**TASK MATERIAL**
= Beginning of Section =

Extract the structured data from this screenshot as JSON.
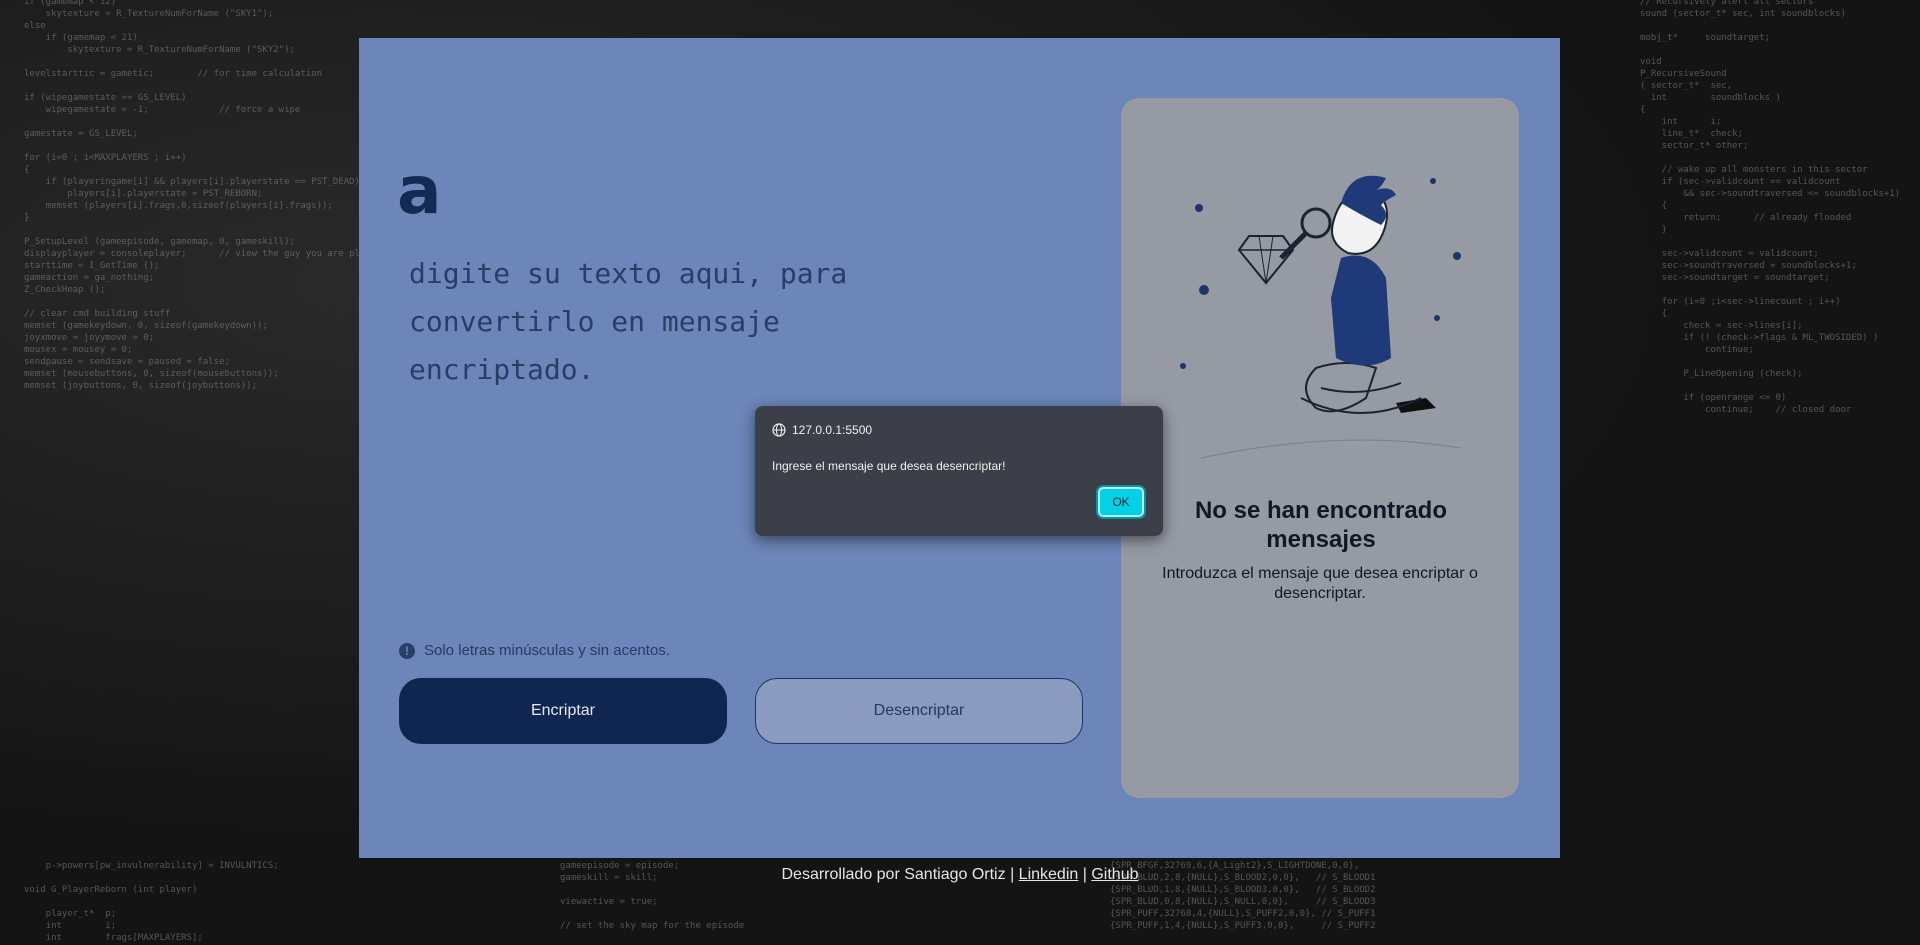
{
  "background": {
    "code_left": "if (gamemap < 12)\n    skytexture = R_TextureNumForName (\"SKY1\");\nelse\n    if (gamemap < 21)\n        skytexture = R_TextureNumForName (\"SKY2\");\n\nlevelstarttic = gametic;        // for time calculation\n\nif (wipegamestate == GS_LEVEL)\n    wipegamestate = -1;             // force a wipe\n\ngamestate = GS_LEVEL;\n\nfor (i=0 ; i<MAXPLAYERS ; i++)\n{\n    if (playeringame[i] && players[i].playerstate == PST_DEAD)\n        players[i].playerstate = PST_REBORN;\n    memset (players[i].frags,0,sizeof(players[i].frags));\n}\n\nP_SetupLevel (gameepisode, gamemap, 0, gameskill);\ndisplayplayer = consoleplayer;      // view the guy you are playing\nstarttime = I_GetTime ();\ngameaction = ga_nothing;\nZ_CheckHeap ();\n\n// clear cmd building stuff\nmemset (gamekeydown, 0, sizeof(gamekeydown));\njoyxmove = joyymove = 0;\nmousex = mousey = 0;\nsendpause = sendsave = paused = false;\nmemset (mousebuttons, 0, sizeof(mousebuttons));\nmemset (joybuttons, 0, sizeof(joybuttons));",
    "code_right": "// Recursively alert all sectors\nsound (sector_t* sec, int soundblocks)\n\nmobj_t*     soundtarget;\n\nvoid\nP_RecursiveSound\n( sector_t*  sec,\n  int        soundblocks )\n{\n    int      i;\n    line_t*  check;\n    sector_t* other;\n\n    // wake up all monsters in this sector\n    if (sec->validcount == validcount\n        && sec->soundtraversed <= soundblocks+1)\n    {\n        return;      // already flooded\n    }\n\n    sec->validcount = validcount;\n    sec->soundtraversed = soundblocks+1;\n    sec->soundtarget = soundtarget;\n\n    for (i=0 ;i<sec->linecount ; i++)\n    {\n        check = sec->lines[i];\n        if (! (check->flags & ML_TWOSIDED) )\n            continue;\n\n        P_LineOpening (check);\n\n        if (openrange <= 0)\n            continue;    // closed door\n",
    "code_bottom_a": "gameepisode = episode;\ngameskill = skill;\n\nviewactive = true;\n\n// set the sky map for the episode",
    "code_bottom_b": "{SPR_BFGF,32769,6,{A_Light2},S_LIGHTDONE,0,0},\n{SPR_BLUD,2,8,{NULL},S_BLOOD2,0,0},   // S_BLOOD1\n{SPR_BLUD,1,8,{NULL},S_BLOOD3,0,0},   // S_BLOOD2\n{SPR_BLUD,0,8,{NULL},S_NULL,0,0},     // S_BLOOD3\n{SPR_PUFF,32768,4,{NULL},S_PUFF2,0,0}, // S_PUFF1\n{SPR_PUFF,1,4,{NULL},S_PUFF3,0,0},     // S_PUFF2",
    "code_bottom_c": "    p->powers[pw_invulnerability] = INVULNTICS;\n\nvoid G_PlayerReborn (int player)\n\n    player_t*  p;\n    int        i;\n    int        frags[MAXPLAYERS];"
  },
  "app": {
    "logo": "a",
    "textarea_placeholder": "digite su texto aqui, para convertirlo en mensaje encriptado.",
    "warning": "Solo letras minúsculas y sin acentos.",
    "encrypt_button": "Encriptar",
    "decrypt_button": "Desencriptar",
    "panel_title": "No se han encontrado mensajes",
    "panel_subtitle": "Introduzca el mensaje que desea encriptar o desencriptar.",
    "colors": {
      "card": "#6c86b9",
      "primary": "#0f2650",
      "panel": "#969aa3"
    }
  },
  "footer": {
    "prefix": "Desarrollado por Santiago Ortiz",
    "separator": "|",
    "linkedin": "Linkedin",
    "github": "Github"
  },
  "dialog": {
    "origin": "127.0.0.1:5500",
    "message": "Ingrese el mensaje que desea desencriptar!",
    "ok_label": "OK",
    "origin_icon": "globe-icon"
  }
}
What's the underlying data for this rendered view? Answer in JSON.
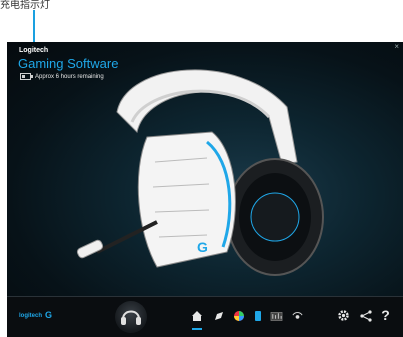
{
  "annotation": {
    "label": "充电指示灯",
    "line_color": "#1aa0e0"
  },
  "app": {
    "brand": "Logitech",
    "title": "Gaming Software",
    "battery_text": "Approx 6 hours remaining",
    "battery_level": 0.4,
    "close_symbol": "×",
    "accent_color": "#1fa7e8"
  },
  "bottombar": {
    "logo_text": "logitech",
    "logo_mark": "G",
    "tools": [
      {
        "name": "home-icon"
      },
      {
        "name": "customize-icon"
      },
      {
        "name": "lighting-icon"
      },
      {
        "name": "battery-status-icon"
      },
      {
        "name": "equalizer-icon"
      },
      {
        "name": "surround-sound-icon"
      },
      {
        "name": "settings-gear-icon"
      },
      {
        "name": "share-icon"
      },
      {
        "name": "help-icon"
      }
    ],
    "help_symbol": "?"
  }
}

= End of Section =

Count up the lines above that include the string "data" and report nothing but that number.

**EXERCISE OUTPUT**
2